Great records can come and go without much notice. They’ll sit in dusty crates, dark basements, and wait for the right listener to get lucky enough to throw them on the turntable.
Kalita is a London based label that specializes in polishing up those forgotten records and breathing new life into them. Kalita is the result of some unique artists – and some particularly interesting records – finding themselves revived and in the hands of music lovers around the world. From disco hits to reggae, soul and boogie jams, Kalita is reissuing forgotten gems the right way.
We were able to chat with Chris Webb, Kalita’s founder, to talk about the roots of the label, what makes a record worthy of being reissued, how reissuing affects the prices of rare vinyl and the future of Kalita.
Can you tell us about your background and upbringing? How did it lead to Kalita getting started?
My interest in dance music began during my undergraduate degree at the University of Bristol, UK. Bristol has a fantastically vibrant music scene with tons of great record shops, and I fell in love with black music, in particular disco and boogie. My interest increasingly grew over the three years that I lived in Bristol, after which I then moved to London to study for a postgraduate degree. Soon after arriving, I began to work at the brilliant Love Vinyl record store in Hoxton almost every weekend, where I was able to learn from the four owners who were all extremely knowledgeable in their field. At the same time, I also realised that I also wanted to run my own business, and starting the record label seemed like a natural progression and fusing of my interests.
What’s your process for finding the records that you want to reissue? Are there certain checkpoints that a record, an artist or even a story must have to make you want to press it?
If it makes me want to dance then it’s a worthy contender. But of course, there has to be a market demand or the opportunity to create demand, so obscurity also helps to gain interest. And if I’m able to find out an interesting story about the record by talking to the artist or rightsholder (and there ALWAYS is a story!) which I can share, then that’s the icing on the cake!
Can you tell us about your most recent reissue – the re-release of Michael Paul’s 1984 reggae boogie single ‘Reggae Music’?
Michael Paul’s ‘Reggae Music’ had been on the want list to re-release for a long while.

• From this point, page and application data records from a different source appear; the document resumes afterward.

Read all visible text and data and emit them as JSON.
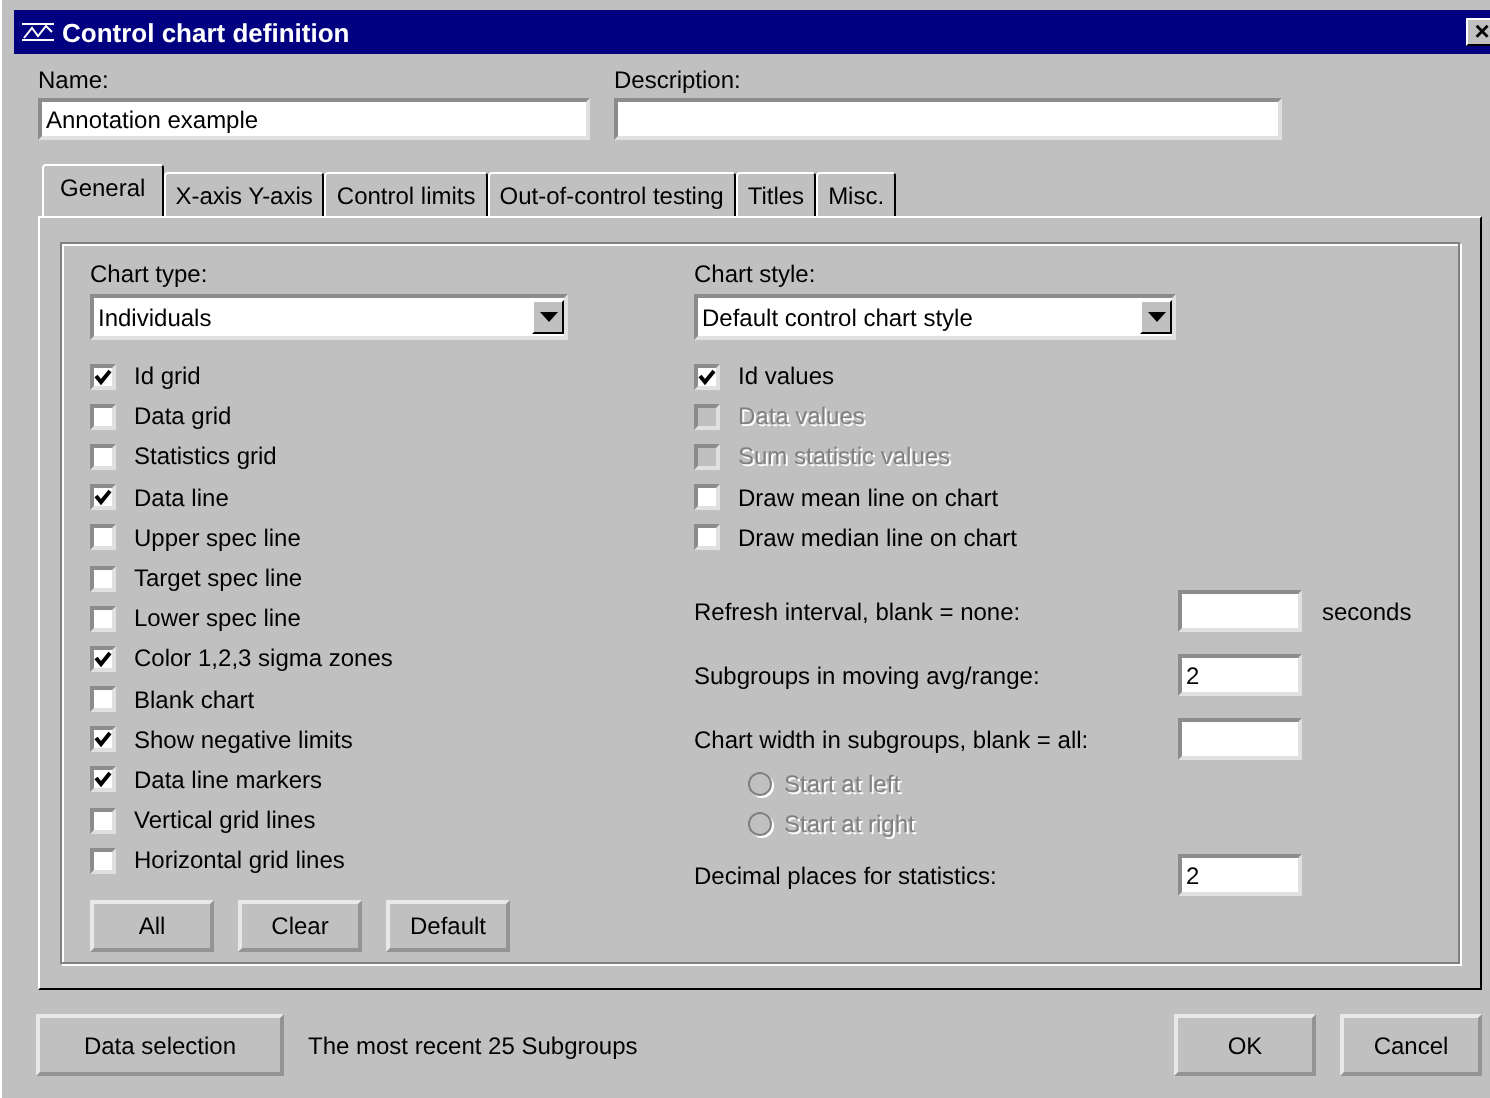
{
  "window": {
    "title": "Control chart definition",
    "close": "×"
  },
  "name": {
    "label": "Name:",
    "value": "Annotation example"
  },
  "description": {
    "label": "Description:"
  },
  "tabs": [
    {
      "label": "General",
      "selected": true
    },
    {
      "label": "X-axis Y-axis",
      "selected": false
    },
    {
      "label": "Control limits",
      "selected": false
    },
    {
      "label": "Out-of-control testing",
      "selected": false
    },
    {
      "label": "Titles",
      "selected": false
    },
    {
      "label": "Misc.",
      "selected": false
    }
  ],
  "chart_type": {
    "label": "Chart type:",
    "value": "Individuals"
  },
  "chart_options": [
    {
      "label": "Id grid",
      "checked": true
    },
    {
      "label": "Data grid",
      "checked": false
    },
    {
      "label": "Statistics grid",
      "checked": false
    },
    {
      "label": "Data line",
      "checked": true
    },
    {
      "label": "Upper spec line",
      "checked": false
    },
    {
      "label": "Target spec line",
      "checked": false
    },
    {
      "label": "Lower spec line",
      "checked": false
    },
    {
      "label": "Color 1,2,3 sigma zones",
      "checked": true
    },
    {
      "label": "Blank chart",
      "checked": false
    },
    {
      "label": "Show negative limits",
      "checked": true
    },
    {
      "label": "Data line markers",
      "checked": true
    },
    {
      "label": "Vertical grid lines",
      "checked": false
    },
    {
      "label": "Horizontal grid lines",
      "checked": false
    }
  ],
  "option_buttons": [
    "All",
    "Clear",
    "Default"
  ],
  "chart_style": {
    "label": "Chart style:",
    "value": "Default control chart style"
  },
  "style_options": [
    {
      "label": "Id values",
      "checked": true,
      "disabled": false
    },
    {
      "label": "Data values",
      "checked": false,
      "disabled": true
    },
    {
      "label": "Sum statistic values",
      "checked": false,
      "disabled": true
    },
    {
      "label": "Draw mean line on chart",
      "checked": false,
      "disabled": false
    },
    {
      "label": "Draw median line on chart",
      "checked": false,
      "disabled": false
    }
  ],
  "refresh": {
    "label": "Refresh interval, blank = none:",
    "unit": "seconds"
  },
  "subgroups_moving": {
    "label": "Subgroups in moving avg/range:",
    "value": "2"
  },
  "chart_width": {
    "label": "Chart width in subgroups, blank = all:"
  },
  "start_options": [
    {
      "label": "Start at left",
      "selected": false,
      "disabled": true
    },
    {
      "label": "Start at right",
      "selected": false,
      "disabled": true
    }
  ],
  "decimal_places": {
    "label": "Decimal places for statistics:",
    "value": "2"
  },
  "data_selection": {
    "button": "Data selection",
    "summary": "The most recent 25 Subgroups"
  },
  "buttons": [
    "OK",
    "Cancel"
  ]
}
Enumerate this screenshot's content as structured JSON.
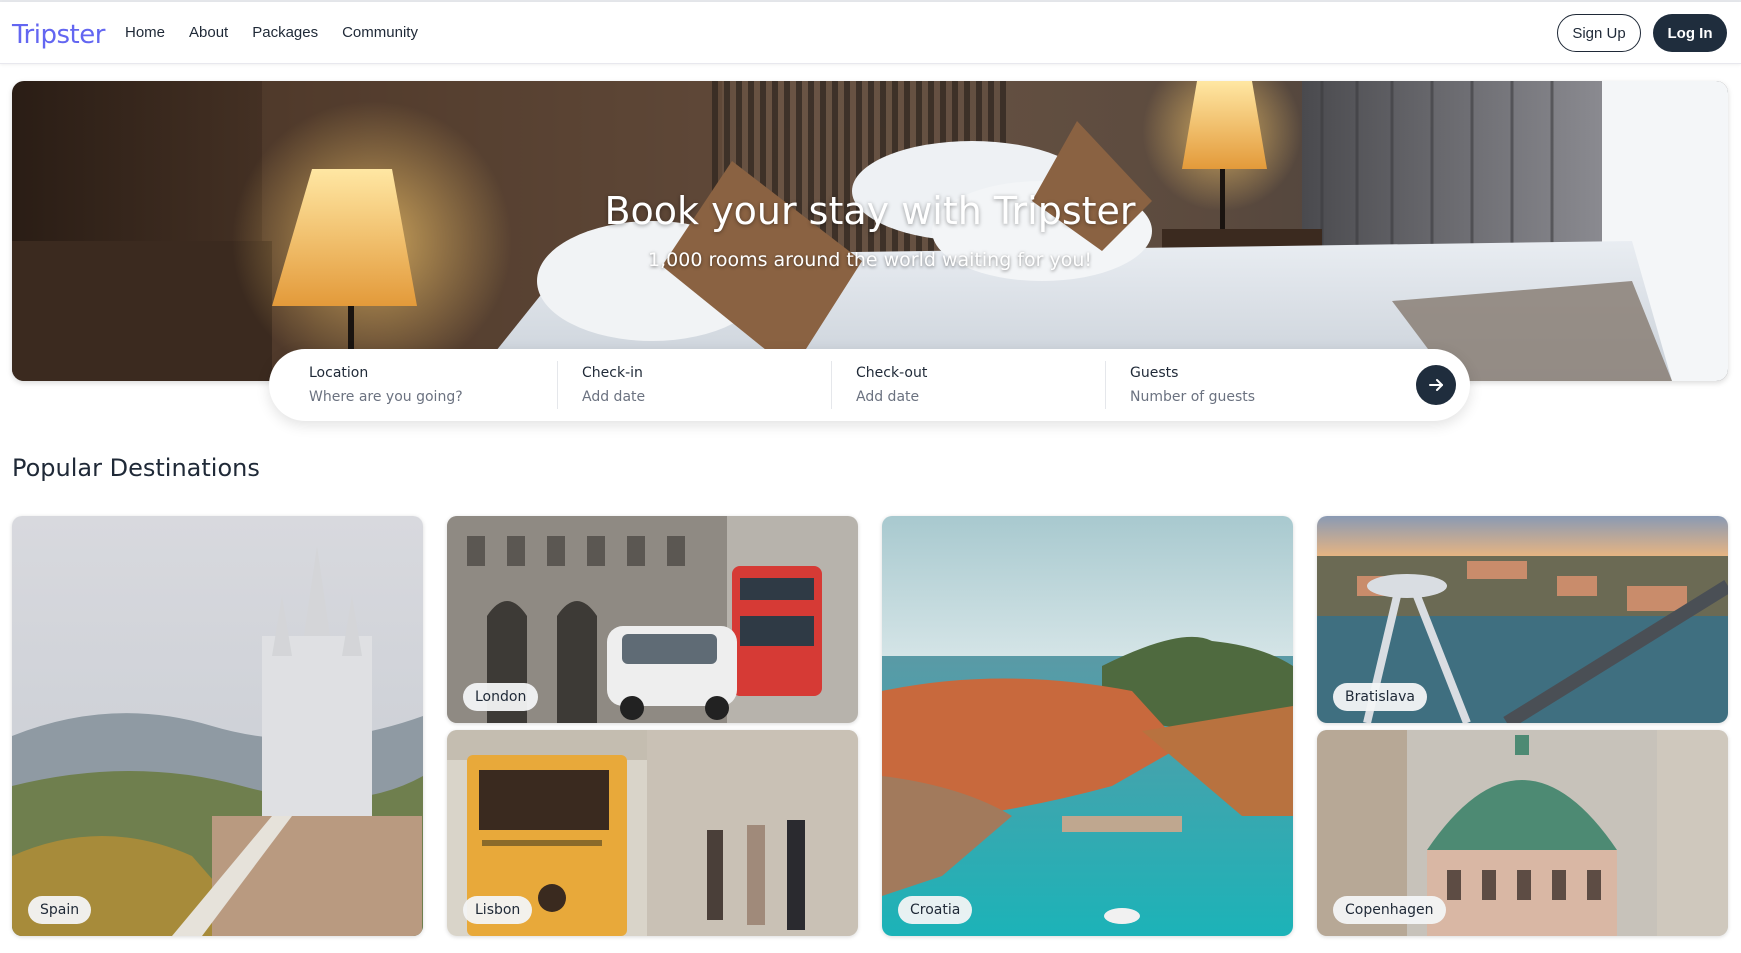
{
  "brand": {
    "logo": "Tripster",
    "accent": "#6366f1"
  },
  "nav": {
    "links": [
      "Home",
      "About",
      "Packages",
      "Community"
    ],
    "signup": "Sign Up",
    "login": "Log In"
  },
  "hero": {
    "title": "Book your stay with Tripster",
    "subtitle": "1,000 rooms around the world waiting for you!"
  },
  "search": {
    "location": {
      "label": "Location",
      "placeholder": "Where are you going?"
    },
    "checkin": {
      "label": "Check-in",
      "placeholder": "Add date"
    },
    "checkout": {
      "label": "Check-out",
      "placeholder": "Add date"
    },
    "guests": {
      "label": "Guests",
      "placeholder": "Number of guests"
    },
    "submit_icon": "arrow-right-icon"
  },
  "popular": {
    "title": "Popular Destinations",
    "destinations": [
      "Spain",
      "London",
      "Lisbon",
      "Croatia",
      "Bratislava",
      "Copenhagen"
    ]
  },
  "colors": {
    "primary_dark": "#1f2d3d",
    "text": "#1f2937",
    "muted": "#6b7280"
  }
}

It’s a fantastic example of crossover music, where reggae has been fused perfectly with synths to a glorious boogie result. Luckily I was able to track down the rightsholder and we went from there! We just hope that everyone enjoys the music as much as us!
Does repressing rare vinyl decrease the value of the original pressings? Is part of your mission with Kalita to solve some of the high price disparities for rare records on sites like Discogs?
Sometimes it can, but other times it can do the opposite, actually raising prices due to increased interest in the reissued record. My mission with Kalita isn’t really related to solving high prices, it’s just about getting great, lost music back out there to be heard and do it properly and officially.
What are the Kalita milestones or projects that you are most proud of?
I’m proud of everything we’ve released, however, it’s always nice to get music out there that has never been heard before. Therefore, the release of Emerson’s 1988 unreleased album ‘If You Need Me, Call Me’ was a great personal win. I’d always been a massive fan of his 7” single ‘Sending All My Love Out’ and the words ‘From the LP ‘If You Need Me, Call Me’ felt almost taunting – where was this album, and why did it never come out? Luckily we were able to get in touch with Emerson and his wife/label partner Leora and fix that wrong, getting this fantastic album out into the wild 40 years after its recording.
I’ve noticed more reissuing labels popping up and sharing some awesome hidden gems. What do you think the state of the repressing business will be like 5 or 10 years from now?
Yep, the reissue world is getting busier and busier! I honestly don’t know what it’ll look like, but I’m looking forward to finding out. I think genre focuses might alter slightly, and also a lot of larger labels are now releasing new music too to help diversify, which is great. Sometimes you get to a stage where you think everything has been discovered, but then along comes a new record that hardly anyone knew about and the search is on once again!
What other reissuing labels do you admire?
Strut, Soundway, Analog Africa are a few of my favourite labels. They don’t just release great music but also tell the story behind the music, which is equally important.
The story of Rudy Mills and Muchos Plus for the Nassau’s Discos record was really interesting (and it’s one of my favourites on the label). Can you tell us how you were able to track Rudy down and start that project?
Yes, that’s a great record! It was a joy to be able to work with Rudy and finally get that one out back into the world. Rudy runs an occasional radio station in New Orleans, and I also knew that he leads a band himself. With that info, a bit of google delving was enough to be able to get a contact for a lead, which after a bit more searching got us in contact with Rudy.
If you could reissue any record in the world, what would it be?
One great record I’d love to reissue is Oneness’ ‘Watching You’. But after so many attempts, all of the leads go to dead ends, sadly. Hopefully, someone will be successful one day!
Any new projects coming up in the near future for Kalita?
So many. It’s going to be a hectic next couple of years, that’s for sure. Lots of great reggae boogie, US soul, boogie and Ghanaian burger highlife (including compilations!) to come, so watch this space!